You can watch a great film on Netflix titled Sarajevo that goes into some of the anomalies of this case. A group of 19-year-olds with tuberculosis were recruited to do the killing. Some had pistols, others had bombs. None of them knew much about the Black Hand and most of them punked out and did nothing but watch the parade go by. They were all naive, true-believing revolutionaries who thought they were tearing down the yokes of class division, while in truth, they were likely victims of an Illuminati operation to foment war, and the Black Hand was playing its own cards in the great game of spook versus counter spook. They probably picked terminally ill 19-year-olds because Bosnian law did not allow for the execution of anyone under 20.

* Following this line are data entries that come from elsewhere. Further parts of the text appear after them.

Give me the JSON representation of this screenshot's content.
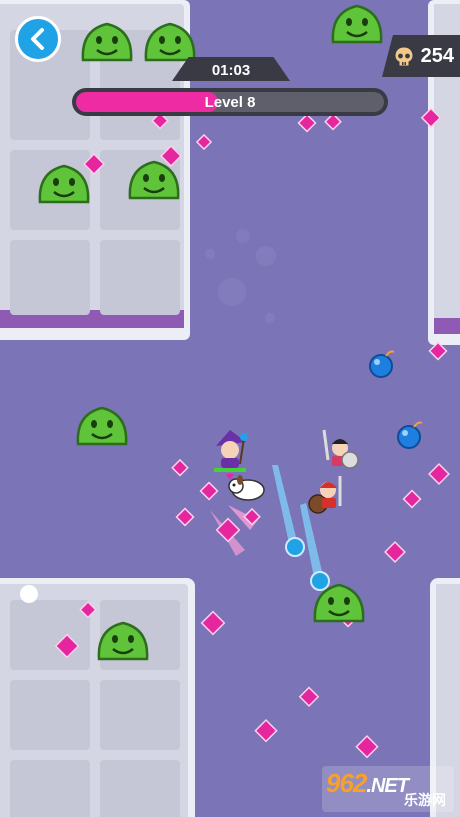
{
  "hud": {
    "back_icon": "chevron-left-icon",
    "timer": "01:03",
    "level_label": "Level 8",
    "xp_progress": 0.46,
    "kill_count": "254",
    "kill_icon": "skull-icon"
  },
  "colors": {
    "floor": "#7b74b6",
    "block": "#d7d8e4",
    "slime": "#5fc43a",
    "gem": "#e5269e",
    "xp_fill": "#ee2ba3",
    "accent": "#1fa3e6"
  },
  "watermark": {
    "text_top": "962",
    "text_tail": ".NET",
    "text_bottom": "乐游网"
  }
}
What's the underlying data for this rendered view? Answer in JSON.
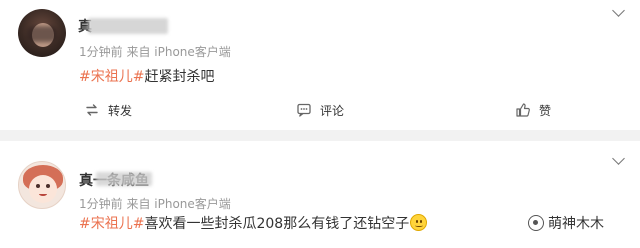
{
  "comments": [
    {
      "username": "真",
      "meta": "1分钟前 来自 iPhone客户端",
      "topic": "#宋祖儿#",
      "text": "赶紧封杀吧"
    },
    {
      "username": "真一条咸鱼",
      "meta": "1分钟前 来自 iPhone客户端",
      "topic": "#宋祖儿#",
      "text": "喜欢看一些封杀瓜208那么有钱了还钻空子"
    }
  ],
  "actions": {
    "repost_label": "转发",
    "comment_label": "评论",
    "like_label": "赞"
  },
  "watermark": "萌神木木",
  "icons": {
    "repost": "repost-icon",
    "comment": "comment-icon",
    "like": "thumbs-up-icon",
    "more": "chevron-down-icon",
    "emoji": "smile-emoji-icon"
  },
  "colors": {
    "topic": "#eb7350",
    "text": "#333333",
    "meta": "#999999",
    "background": "#f2f2f2"
  }
}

When Leo Pfeffer was assigned to investigate the murder, he attempted to determine why no military were posted on the parade route, why the route was published in advance with the times the Archduke would pass through various intersections, and why after the Archduke survived the first bomb thrown at his vehicle, he was later driven back along the same route to a corner where another assassin was waiting for him to arrive. Like William Greer in Dealey Plaza, the driver of this car stopped inside the kill zone, and gave plenty of time for an assassin five feet away to aim and fire two shots. When Pfeffer attempted to interview this driver, he vanished. When Pfeffer tried to follow the trail of investigation, it led straight to an army doctor who seems to have been an undercover German agent. When he pulled the doctor’s file, great swaths had been blacked-out by Bosnian military intelligence. It didn’t matter much, however, because by the time this case finally went to trial, the first world war was already well under way.
Watch the film and similarities with JFK’s assassination in Dallas may jump out, which leads to a possibility that event could have been an Illuminati op as well. But that should not surprise since Bonesmen were all wrapped up in that event, and they are the only proven links to the society, while Illuminati links to the Black Hand have yet to be uncovered.